-- Opening Marker --

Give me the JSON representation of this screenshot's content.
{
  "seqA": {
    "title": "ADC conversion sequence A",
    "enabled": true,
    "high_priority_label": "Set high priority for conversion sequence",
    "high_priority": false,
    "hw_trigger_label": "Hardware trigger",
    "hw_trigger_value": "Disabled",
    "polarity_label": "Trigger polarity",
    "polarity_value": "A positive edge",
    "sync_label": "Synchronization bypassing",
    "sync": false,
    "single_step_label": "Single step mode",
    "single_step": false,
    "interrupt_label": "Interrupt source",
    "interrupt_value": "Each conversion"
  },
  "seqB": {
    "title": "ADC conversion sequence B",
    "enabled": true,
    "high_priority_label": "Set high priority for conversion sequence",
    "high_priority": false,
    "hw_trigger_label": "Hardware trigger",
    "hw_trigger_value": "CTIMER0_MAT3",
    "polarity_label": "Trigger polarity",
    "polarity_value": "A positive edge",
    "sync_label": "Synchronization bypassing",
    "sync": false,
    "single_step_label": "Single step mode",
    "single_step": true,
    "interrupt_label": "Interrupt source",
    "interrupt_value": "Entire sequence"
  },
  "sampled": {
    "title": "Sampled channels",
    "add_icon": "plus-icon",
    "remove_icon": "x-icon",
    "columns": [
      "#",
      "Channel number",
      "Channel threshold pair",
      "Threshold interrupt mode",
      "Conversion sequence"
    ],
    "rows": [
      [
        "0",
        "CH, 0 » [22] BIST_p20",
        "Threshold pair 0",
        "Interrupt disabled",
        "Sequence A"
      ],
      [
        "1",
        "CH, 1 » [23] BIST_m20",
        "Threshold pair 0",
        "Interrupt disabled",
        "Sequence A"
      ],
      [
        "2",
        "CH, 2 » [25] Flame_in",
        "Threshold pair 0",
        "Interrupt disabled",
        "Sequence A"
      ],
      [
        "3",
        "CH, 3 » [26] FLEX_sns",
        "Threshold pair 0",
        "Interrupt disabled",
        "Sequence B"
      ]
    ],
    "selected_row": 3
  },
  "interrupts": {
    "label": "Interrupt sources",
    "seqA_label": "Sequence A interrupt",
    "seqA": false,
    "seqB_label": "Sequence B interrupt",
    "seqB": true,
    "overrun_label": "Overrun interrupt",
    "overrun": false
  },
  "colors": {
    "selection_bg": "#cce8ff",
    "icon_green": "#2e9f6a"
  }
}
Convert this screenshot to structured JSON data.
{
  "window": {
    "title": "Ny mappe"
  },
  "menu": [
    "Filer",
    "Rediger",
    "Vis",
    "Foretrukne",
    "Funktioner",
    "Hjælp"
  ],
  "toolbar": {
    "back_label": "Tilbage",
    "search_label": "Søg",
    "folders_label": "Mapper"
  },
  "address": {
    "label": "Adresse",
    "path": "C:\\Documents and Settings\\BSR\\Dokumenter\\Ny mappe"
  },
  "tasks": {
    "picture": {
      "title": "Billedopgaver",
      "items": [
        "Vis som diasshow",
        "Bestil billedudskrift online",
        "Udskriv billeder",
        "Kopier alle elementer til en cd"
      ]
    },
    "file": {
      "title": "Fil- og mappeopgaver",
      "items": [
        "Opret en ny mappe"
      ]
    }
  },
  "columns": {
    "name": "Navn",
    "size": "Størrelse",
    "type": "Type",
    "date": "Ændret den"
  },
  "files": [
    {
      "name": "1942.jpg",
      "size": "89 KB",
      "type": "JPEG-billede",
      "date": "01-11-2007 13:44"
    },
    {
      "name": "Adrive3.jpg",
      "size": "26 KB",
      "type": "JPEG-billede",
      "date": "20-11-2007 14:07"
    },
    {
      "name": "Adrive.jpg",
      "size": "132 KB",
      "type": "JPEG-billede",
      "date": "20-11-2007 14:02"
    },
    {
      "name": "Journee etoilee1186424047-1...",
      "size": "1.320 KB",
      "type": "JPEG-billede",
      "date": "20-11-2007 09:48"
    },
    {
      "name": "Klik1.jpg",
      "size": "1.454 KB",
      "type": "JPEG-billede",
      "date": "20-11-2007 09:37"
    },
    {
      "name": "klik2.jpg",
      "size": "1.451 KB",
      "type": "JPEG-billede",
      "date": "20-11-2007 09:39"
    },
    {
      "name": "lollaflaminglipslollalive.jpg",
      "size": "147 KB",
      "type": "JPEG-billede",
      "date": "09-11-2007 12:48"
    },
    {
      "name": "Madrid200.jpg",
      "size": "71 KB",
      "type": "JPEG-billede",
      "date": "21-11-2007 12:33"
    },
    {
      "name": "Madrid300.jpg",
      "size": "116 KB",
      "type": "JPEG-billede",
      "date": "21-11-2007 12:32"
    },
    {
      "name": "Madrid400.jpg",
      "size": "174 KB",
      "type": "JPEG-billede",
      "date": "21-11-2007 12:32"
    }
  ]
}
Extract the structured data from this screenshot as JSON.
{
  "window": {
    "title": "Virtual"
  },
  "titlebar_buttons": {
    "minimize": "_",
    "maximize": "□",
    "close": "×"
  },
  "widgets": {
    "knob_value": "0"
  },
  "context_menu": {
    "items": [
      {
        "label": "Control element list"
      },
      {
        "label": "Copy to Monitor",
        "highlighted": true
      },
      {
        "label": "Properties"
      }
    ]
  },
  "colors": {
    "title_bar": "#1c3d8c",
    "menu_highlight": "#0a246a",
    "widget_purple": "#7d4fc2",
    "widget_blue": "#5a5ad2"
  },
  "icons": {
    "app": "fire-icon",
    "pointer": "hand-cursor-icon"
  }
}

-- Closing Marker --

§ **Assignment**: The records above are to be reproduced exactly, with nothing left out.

§ **Solution to this problem**:
Give me the JSON representation of this screenshot's content.
{
  "seqA": {
    "title": "ADC conversion sequence A",
    "enabled": true,
    "high_priority_label": "Set high priority for conversion sequence",
    "high_priority": false,
    "hw_trigger_label": "Hardware trigger",
    "hw_trigger_value": "Disabled",
    "polarity_label": "Trigger polarity",
    "polarity_value": "A positive edge",
    "sync_label": "Synchronization bypassing",
    "sync": false,
    "single_step_label": "Single step mode",
    "single_step": false,
    "interrupt_label": "Interrupt source",
    "interrupt_value": "Each conversion"
  },
  "seqB": {
    "title": "ADC conversion sequence B",
    "enabled": true,
    "high_priority_label": "Set high priority for conversion sequence",
    "high_priority": false,
    "hw_trigger_label": "Hardware trigger",
    "hw_trigger_value": "CTIMER0_MAT3",
    "polarity_label": "Trigger polarity",
    "polarity_value": "A positive edge",
    "sync_label": "Synchronization bypassing",
    "sync": false,
    "single_step_label": "Single step mode",
    "single_step": true,
    "interrupt_label": "Interrupt source",
    "interrupt_value": "Entire sequence"
  },
  "sampled": {
    "title": "Sampled channels",
    "add_icon": "plus-icon",
    "remove_icon": "x-icon",
    "columns": [
      "#",
      "Channel number",
      "Channel threshold pair",
      "Threshold interrupt mode",
      "Conversion sequence"
    ],
    "rows": [
      [
        "0",
        "CH, 0 » [22] BIST_p20",
        "Threshold pair 0",
        "Interrupt disabled",
        "Sequence A"
      ],
      [
        "1",
        "CH, 1 » [23] BIST_m20",
        "Threshold pair 0",
        "Interrupt disabled",
        "Sequence A"
      ],
      [
        "2",
        "CH, 2 » [25] Flame_in",
        "Threshold pair 0",
        "Interrupt disabled",
        "Sequence A"
      ],
      [
        "3",
        "CH, 3 » [26] FLEX_sns",
        "Threshold pair 0",
        "Interrupt disabled",
        "Sequence B"
      ]
    ],
    "selected_row": 3
  },
  "interrupts": {
    "label": "Interrupt sources",
    "seqA_label": "Sequence A interrupt",
    "seqA": false,
    "seqB_label": "Sequence B interrupt",
    "seqB": true,
    "overrun_label": "Overrun interrupt",
    "overrun": false
  },
  "colors": {
    "selection_bg": "#cce8ff",
    "icon_green": "#2e9f6a"
  }
}
Convert this screenshot to structured JSON data.
{
  "window": {
    "title": "Ny mappe"
  },
  "menu": [
    "Filer",
    "Rediger",
    "Vis",
    "Foretrukne",
    "Funktioner",
    "Hjælp"
  ],
  "toolbar": {
    "back_label": "Tilbage",
    "search_label": "Søg",
    "folders_label": "Mapper"
  },
  "address": {
    "label": "Adresse",
    "path": "C:\\Documents and Settings\\BSR\\Dokumenter\\Ny mappe"
  },
  "tasks": {
    "picture": {
      "title": "Billedopgaver",
      "items": [
        "Vis som diasshow",
        "Bestil billedudskrift online",
        "Udskriv billeder",
        "Kopier alle elementer til en cd"
      ]
    },
    "file": {
      "title": "Fil- og mappeopgaver",
      "items": [
        "Opret en ny mappe"
      ]
    }
  },
  "columns": {
    "name": "Navn",
    "size": "Størrelse",
    "type": "Type",
    "date": "Ændret den"
  },
  "files": [
    {
      "name": "1942.jpg",
      "size": "89 KB",
      "type": "JPEG-billede",
      "date": "01-11-2007 13:44"
    },
    {
      "name": "Adrive3.jpg",
      "size": "26 KB",
      "type": "JPEG-billede",
      "date": "20-11-2007 14:07"
    },
    {
      "name": "Adrive.jpg",
      "size": "132 KB",
      "type": "JPEG-billede",
      "date": "20-11-2007 14:02"
    },
    {
      "name": "Journee etoilee1186424047-1...",
      "size": "1.320 KB",
      "type": "JPEG-billede",
      "date": "20-11-2007 09:48"
    },
    {
      "name": "Klik1.jpg",
      "size": "1.454 KB",
      "type": "JPEG-billede",
      "date": "20-11-2007 09:37"
    },
    {
      "name": "klik2.jpg",
      "size": "1.451 KB",
      "type": "JPEG-billede",
      "date": "20-11-2007 09:39"
    },
    {
      "name": "lollaflaminglipslollalive.jpg",
      "size": "147 KB",
      "type": "JPEG-billede",
      "date": "09-11-2007 12:48"
    },
    {
      "name": "Madrid200.jpg",
      "size": "71 KB",
      "type": "JPEG-billede",
      "date": "21-11-2007 12:33"
    },
    {
      "name": "Madrid300.jpg",
      "size": "116 KB",
      "type": "JPEG-billede",
      "date": "21-11-2007 12:32"
    },
    {
      "name": "Madrid400.jpg",
      "size": "174 KB",
      "type": "JPEG-billede",
      "date": "21-11-2007 12:32"
    }
  ]
}
Extract the structured data from this screenshot as JSON.
{
  "window": {
    "title": "Virtual"
  },
  "titlebar_buttons": {
    "minimize": "_",
    "maximize": "□",
    "close": "×"
  },
  "widgets": {
    "knob_value": "0"
  },
  "context_menu": {
    "items": [
      {
        "label": "Control element list"
      },
      {
        "label": "Copy to Monitor",
        "highlighted": true
      },
      {
        "label": "Properties"
      }
    ]
  },
  "colors": {
    "title_bar": "#1c3d8c",
    "menu_highlight": "#0a246a",
    "widget_purple": "#7d4fc2",
    "widget_blue": "#5a5ad2"
  },
  "icons": {
    "app": "fire-icon",
    "pointer": "hand-cursor-icon"
  }
}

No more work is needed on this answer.